A serious literature nerd, I went to Columbia University because I wanted to be a writer, which meant being like the writers I read as a high school student—Larsen, Hughes, Hurston. And that meant being in Harlem. I often found myself at Minton’s Playhouse on 118th, or hanging out in St. Nicholas Park, or absorbing history through osmosis at the Studio Museum. I wanted to be part of Harlem’s long cultural heritage and the steady stream of newcomers who came to New York to transform themselves into what they were meant to be.
When I had the prospect of returning to New York last winter after a decade in California’s Bay Area, I knew I wanted Harlem to be my home again. However, if I was hoping for a return to the charming literary imagination that carried me as a college boy, I was unlucky. When I first started my apartment search, a real estate agent described the rental market as the worst he’d seen in his long career. The pandemic — or at least the city’s patience to fight it — was coming to an end. My apartment hunt plunged me headlong into a hectic and undignified reality.

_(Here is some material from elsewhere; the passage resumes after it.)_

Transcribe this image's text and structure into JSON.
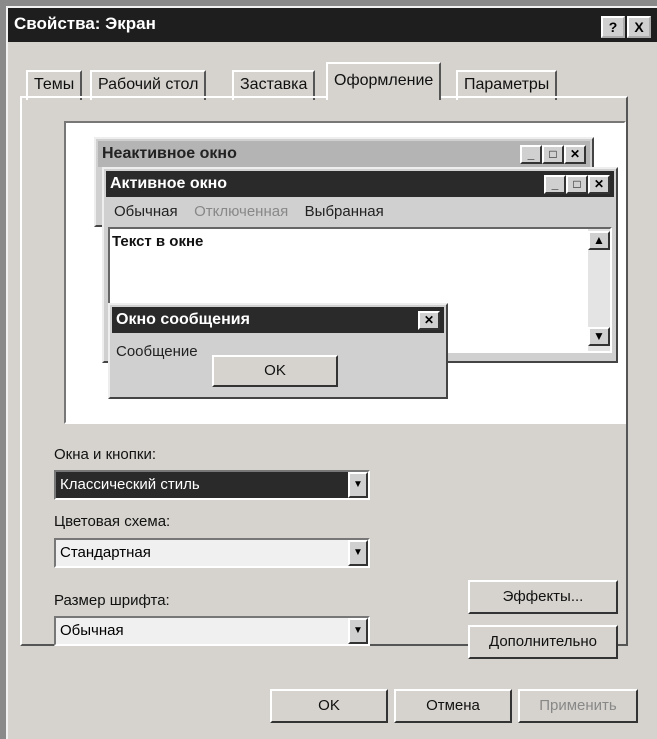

Competitors greeted me at every open house I went to. Like me, they had scoured StreetEasy, Trulia, and Craigslist; Like me, they had been tempted by digitally placed furniture and airbrushed interiors, duped by wide-angle photos of spacious living rooms that felt like crypts. Some eager people came with application packages while others bid up the rent. On a Saturday afternoon in March, I walked to a fifth-floor walk-in building that one realtor described as “a sizeable bedroom.” It left me discouraged: the wooden floors sloped subtly towards the center of the apartment, and the bedroom could easily fit a full-size bed, maybe a small dresser, but nothing else. The bathroom was a closet; I could barely stand in the only actual closet. When I asked if the dingy walls would be repainted before the apartment was rented, the realtor, a lanky Zoomer in a fur coat, blinked at me. “No, the landlord won’t do that,” he said, before pointing out a neighborhood bar that he promised would serve bottomless mimosas for brunch.